Student Benefits:

This experience will be valuable for a student no matter what they choose in life. If the student wishes to go to graduate school, this sort of direct research experience will be crucial to the success of their application. We provide direct experience in measuring and understanding the human brain with EEG and other behavioral tools. If the student is interested in neuroscience, this experience will allow them to master the skills of collecting and processing EEG data. In addition, the student will have a unique opportunity to participate in open science practices. We plan to submit this study as a Registered Report, meaning we will go through the peer-review processes prior to collecting any data, ensuring honest science and strong hypotheses. However, beyond simply research experience for graduate school, we believe that our lab fosters development in a number of skills that transfer beyond the research environment. Students will learn project management and organizational skills, the soft skills associated with conducting human research studies, and gain valuable computer skills such as coding in Matlab, R and Python. A deeper understanding of the scientific method, as well as how our brain’s attentional system works, will also aid them in their everyday lives and make them critical consumers of science.


Project Duration:

35-40 hours per week on research and program-related activities, begins May 26, 2021, and ends August 5, 2021


Minimum Requirements:
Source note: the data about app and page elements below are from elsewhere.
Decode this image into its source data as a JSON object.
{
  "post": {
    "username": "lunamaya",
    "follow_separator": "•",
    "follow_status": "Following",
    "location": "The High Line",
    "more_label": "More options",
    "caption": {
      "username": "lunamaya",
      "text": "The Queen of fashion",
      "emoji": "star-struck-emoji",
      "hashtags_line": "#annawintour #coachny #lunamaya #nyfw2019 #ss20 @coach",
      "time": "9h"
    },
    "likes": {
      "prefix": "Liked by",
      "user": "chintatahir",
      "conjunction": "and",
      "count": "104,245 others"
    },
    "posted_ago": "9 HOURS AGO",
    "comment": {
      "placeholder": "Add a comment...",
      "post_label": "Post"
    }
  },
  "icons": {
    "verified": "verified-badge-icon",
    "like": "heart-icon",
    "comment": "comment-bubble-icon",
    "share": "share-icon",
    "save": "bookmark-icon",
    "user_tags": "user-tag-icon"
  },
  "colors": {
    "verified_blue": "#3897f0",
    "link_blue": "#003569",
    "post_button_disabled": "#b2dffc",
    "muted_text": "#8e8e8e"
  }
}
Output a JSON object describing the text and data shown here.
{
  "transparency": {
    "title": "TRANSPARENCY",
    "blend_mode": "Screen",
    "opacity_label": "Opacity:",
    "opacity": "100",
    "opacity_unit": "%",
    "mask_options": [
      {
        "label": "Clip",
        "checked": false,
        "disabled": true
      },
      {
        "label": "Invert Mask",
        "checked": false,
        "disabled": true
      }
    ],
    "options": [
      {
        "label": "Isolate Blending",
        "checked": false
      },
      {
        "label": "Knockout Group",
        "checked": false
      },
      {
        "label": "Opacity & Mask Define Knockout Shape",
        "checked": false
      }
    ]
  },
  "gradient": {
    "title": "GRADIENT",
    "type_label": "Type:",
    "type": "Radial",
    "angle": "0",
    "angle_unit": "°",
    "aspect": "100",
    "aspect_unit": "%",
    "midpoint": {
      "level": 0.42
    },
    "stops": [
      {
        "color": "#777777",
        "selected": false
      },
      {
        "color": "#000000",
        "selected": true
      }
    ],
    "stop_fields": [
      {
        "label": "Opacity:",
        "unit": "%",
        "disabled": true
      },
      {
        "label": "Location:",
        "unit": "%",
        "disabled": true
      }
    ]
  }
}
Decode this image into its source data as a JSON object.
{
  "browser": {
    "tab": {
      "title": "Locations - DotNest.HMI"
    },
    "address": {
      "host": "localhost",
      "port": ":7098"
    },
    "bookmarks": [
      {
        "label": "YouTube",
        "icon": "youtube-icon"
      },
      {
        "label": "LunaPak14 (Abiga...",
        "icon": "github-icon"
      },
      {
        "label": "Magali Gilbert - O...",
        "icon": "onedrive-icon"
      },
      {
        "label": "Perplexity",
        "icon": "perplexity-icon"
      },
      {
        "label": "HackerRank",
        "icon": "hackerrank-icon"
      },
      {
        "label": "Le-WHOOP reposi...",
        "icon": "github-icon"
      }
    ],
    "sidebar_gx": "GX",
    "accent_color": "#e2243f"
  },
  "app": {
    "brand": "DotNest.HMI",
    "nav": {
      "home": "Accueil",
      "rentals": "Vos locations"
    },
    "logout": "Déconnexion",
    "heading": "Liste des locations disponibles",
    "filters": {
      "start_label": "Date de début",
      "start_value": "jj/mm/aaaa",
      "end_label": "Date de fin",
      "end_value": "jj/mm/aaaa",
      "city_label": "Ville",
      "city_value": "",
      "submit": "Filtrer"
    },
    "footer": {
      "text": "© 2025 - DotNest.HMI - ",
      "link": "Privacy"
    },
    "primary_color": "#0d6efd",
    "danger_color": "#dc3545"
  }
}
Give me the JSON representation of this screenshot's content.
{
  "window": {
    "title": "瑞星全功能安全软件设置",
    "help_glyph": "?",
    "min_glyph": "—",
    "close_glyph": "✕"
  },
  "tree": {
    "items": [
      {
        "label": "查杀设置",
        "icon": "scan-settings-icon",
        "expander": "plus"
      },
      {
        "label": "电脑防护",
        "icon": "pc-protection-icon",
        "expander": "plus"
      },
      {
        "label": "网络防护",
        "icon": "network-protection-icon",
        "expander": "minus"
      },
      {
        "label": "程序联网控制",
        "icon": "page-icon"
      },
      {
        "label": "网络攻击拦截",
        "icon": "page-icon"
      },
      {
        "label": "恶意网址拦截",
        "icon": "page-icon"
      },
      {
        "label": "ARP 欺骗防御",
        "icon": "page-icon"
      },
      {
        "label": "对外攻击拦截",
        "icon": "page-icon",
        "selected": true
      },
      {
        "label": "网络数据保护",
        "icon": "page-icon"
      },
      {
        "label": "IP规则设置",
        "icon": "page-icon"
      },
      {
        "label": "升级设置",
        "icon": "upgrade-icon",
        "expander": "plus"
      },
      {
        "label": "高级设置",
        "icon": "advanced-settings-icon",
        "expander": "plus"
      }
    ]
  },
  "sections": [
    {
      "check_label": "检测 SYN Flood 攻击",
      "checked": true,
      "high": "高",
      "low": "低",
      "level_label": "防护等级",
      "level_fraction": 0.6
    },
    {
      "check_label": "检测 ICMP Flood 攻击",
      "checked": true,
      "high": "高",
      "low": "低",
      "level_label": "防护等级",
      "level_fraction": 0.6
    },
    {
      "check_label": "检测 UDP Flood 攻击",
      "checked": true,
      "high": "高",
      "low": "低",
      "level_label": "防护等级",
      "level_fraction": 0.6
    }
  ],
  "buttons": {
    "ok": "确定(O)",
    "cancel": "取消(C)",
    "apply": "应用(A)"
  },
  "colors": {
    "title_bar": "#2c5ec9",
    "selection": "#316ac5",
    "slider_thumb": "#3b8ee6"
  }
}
Admission to the program is competitive. Applicants must meet all of the following criteria: 1) be a matriculated, degree-seeking undergraduate student in the Fall 2021 semester (beginning or continuing college career in Fall 2021 and not graduating before December 2021; concurrent enrollment while in high school does not meet this eligibility requirement). Applicants do not need to be a University of Utah student. 2) eligible to work in the United States: If you are a University of Utah Dreamer (with or without DACA), you are eligible to participate. If you are a Dreamer from a different institution: If you have DACA, you are eligible to participate. If you do not have DACA, you are able to participate and gain research experience, but might not be able to be compensated. For more information, please contact Megan Shannahan at megan.shannahan@utah.edu or 801-581-2478. If you are an international student or scholar, you must either a) be a degree-seeking undergraduate student at an American institution of higher education and verify with your institution’s international center that your visa allows you to participate in this program, OR b) possess documentation that establishes your eligibility to work in the United States (if you hold US citizenship, it is likely you have these documents). 3) able to commit to approximately 35-40 hours per week of employment at the University of Utah for the entire duration of the program (May 26-August 5, 2021). 4) at least 18 years old by May 24, 2021 (required if you wish to use on-campus housing; preferred if you will not be using on-campus housing). Please note that no previous college coursework or previous research experience is required.